Barack Obama sparked criticism by calling Kamala Harris the ‘best looking attorney general in the country.’ This comments have been labelled as a sexist and objectifying. Jemima Walker asks if these claims true or if it this a case of political correctness gone mad?
Looking at Obama’s comment in context, I think that we can say with a relative degree of confidence that it was not founded in any real sexist attitude: Obama is notoriously passionate about gender equality, particularly in the work place. A prominent example of his drive towards absolute gender equality is his signature of the Lilly Ledbetter Fair Pay Act, a bill which other major US politicians, mentioning no (Mitt Romney) names, openly state they would not have signed had they been in Obama’s position. In light of this, perhaps it’s easy to mindlessly leap to the same conclusion as democrat and former Governor of New Mexico ,Bill Richardson, when he says “maybe i’m a Neanderthal, but I thought the comment was harmless… political correctness has reached a point where it’s out of control.”
Well, Bill Richardson,you seem to have hit that nail right on it’s head. I think you probably are, as you so fittingly put it, ‘a Neanderthal.’ Here, whether Obama intended his comment about Ms. Harris to be a sexist jibe or not becomes void. The truth of it is, in commenting on the US attorney general’s appearance and relative attractiveness specifically as a female, the comment automatically becomes sexist, working on a far broader scale than it was intended in highlighting the ongoing struggle women still face in the work place. Obama calls Ms. Harris “brilliant, dedicated and tough”; all highly valued qualities in a US attorney general. However, by going on to say that she also happens to be the ‘best looking attorney general’ in the country, Obama essentially strips Harris’ brilliance, dedication and toughness of its’ value.
In the aftermath or this comment, Obama stated that in no way did he mean to “diminish the attorney general’s professional accomplishments”, but in listing her good looks in a way that causes them to seem of equal importance to her real “professional accomplishments” this is exactly what he is doing. The same kind of inane view expressed by Bill Richardson is shared by Gretchen Carlson of Fox news, who wishes that we “wouldn’t be so constantly PC on the issue because it’s true, she’s attractive, so what?’ The thing is, Gretchen, women have fought long and hard to be judged on the same criteria as men. To be judged on their intelligence and drive, not by their appearance or merely as an attractive ornament in an often male dominated and orientated workplace. In being “brillant, dedicated and tough”, Kamala Harris is being judged against a backdrop of power and intelligence. However, in being ‘the best looking attorney general in the country’ she is being judged against a backdrop of appearance and beauty. A setting which you simply would not find any male of the same profession being judged within.

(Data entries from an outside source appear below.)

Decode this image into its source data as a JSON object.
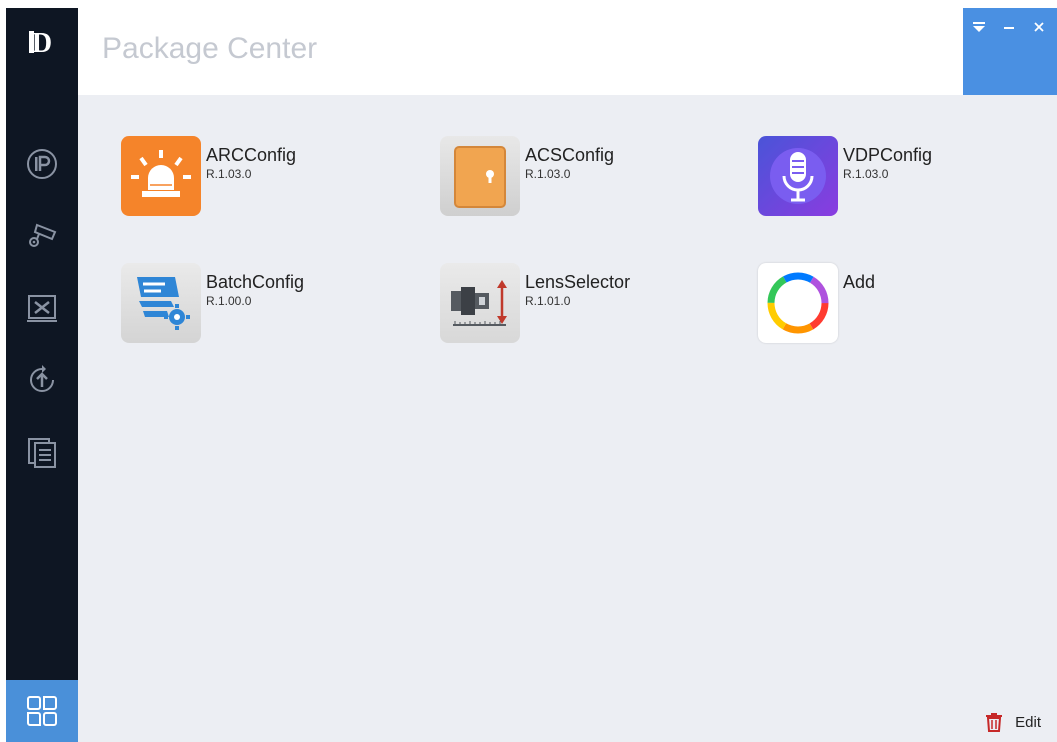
{
  "header": {
    "title": "Package Center"
  },
  "apps": [
    {
      "name": "ARCConfig",
      "version": "R.1.03.0",
      "icon": "alarm-siren-icon"
    },
    {
      "name": "ACSConfig",
      "version": "R.1.03.0",
      "icon": "door-icon"
    },
    {
      "name": "VDPConfig",
      "version": "R.1.03.0",
      "icon": "microphone-icon"
    },
    {
      "name": "BatchConfig",
      "version": "R.1.00.0",
      "icon": "batch-config-gear-icon"
    },
    {
      "name": "LensSelector",
      "version": "R.1.01.0",
      "icon": "camera-lens-icon"
    },
    {
      "name": "Add",
      "icon": "rainbow-ring-icon"
    }
  ],
  "footer": {
    "edit_label": "Edit"
  },
  "colors": {
    "sidebar": "#0e1623",
    "accent": "#4a90e2",
    "background": "#eceef3"
  }
}
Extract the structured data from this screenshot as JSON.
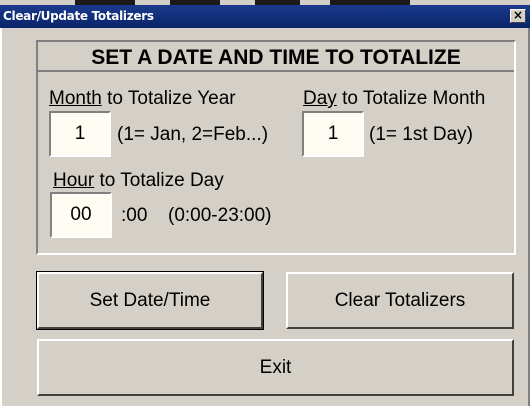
{
  "window": {
    "title": "Clear/Update Totalizers",
    "close_glyph": "×"
  },
  "panel": {
    "heading": "SET A DATE AND TIME TO TOTALIZE"
  },
  "month": {
    "label_underlined": "Month",
    "label_rest": " to Totalize Year",
    "value": "1",
    "hint": "(1= Jan, 2=Feb...)"
  },
  "day": {
    "label_underlined": "Day",
    "label_rest": " to Totalize Month",
    "value": "1",
    "hint": "(1= 1st Day)"
  },
  "hour": {
    "label_underlined": "Hour",
    "label_rest": " to Totalize Day",
    "value": "00",
    "suffix": ":00",
    "hint": "(0:00-23:00)"
  },
  "buttons": {
    "set_datetime": "Set Date/Time",
    "clear_totalizers": "Clear Totalizers",
    "exit": "Exit"
  },
  "icons": {
    "close": "close-icon"
  }
}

I don’t know Barack Obama on a personal level, but I reckon that he is almost definitely not a bigoted sexist on a mission to objectify women, and by no means am I trying to construct him as one. Nor am I suggesting that every time a male pays a female a comment there ought to be uproar. If the president wants to tell the attorney general en route to an event that her hair looks great, that’s OK. The issue here is that Obama made this comment in a professional environment, and it is not OK to comment on Ms Harris’ appearance with regards to her success as attorney general, because in this professional environment appearance based on gender should not feature as a merit.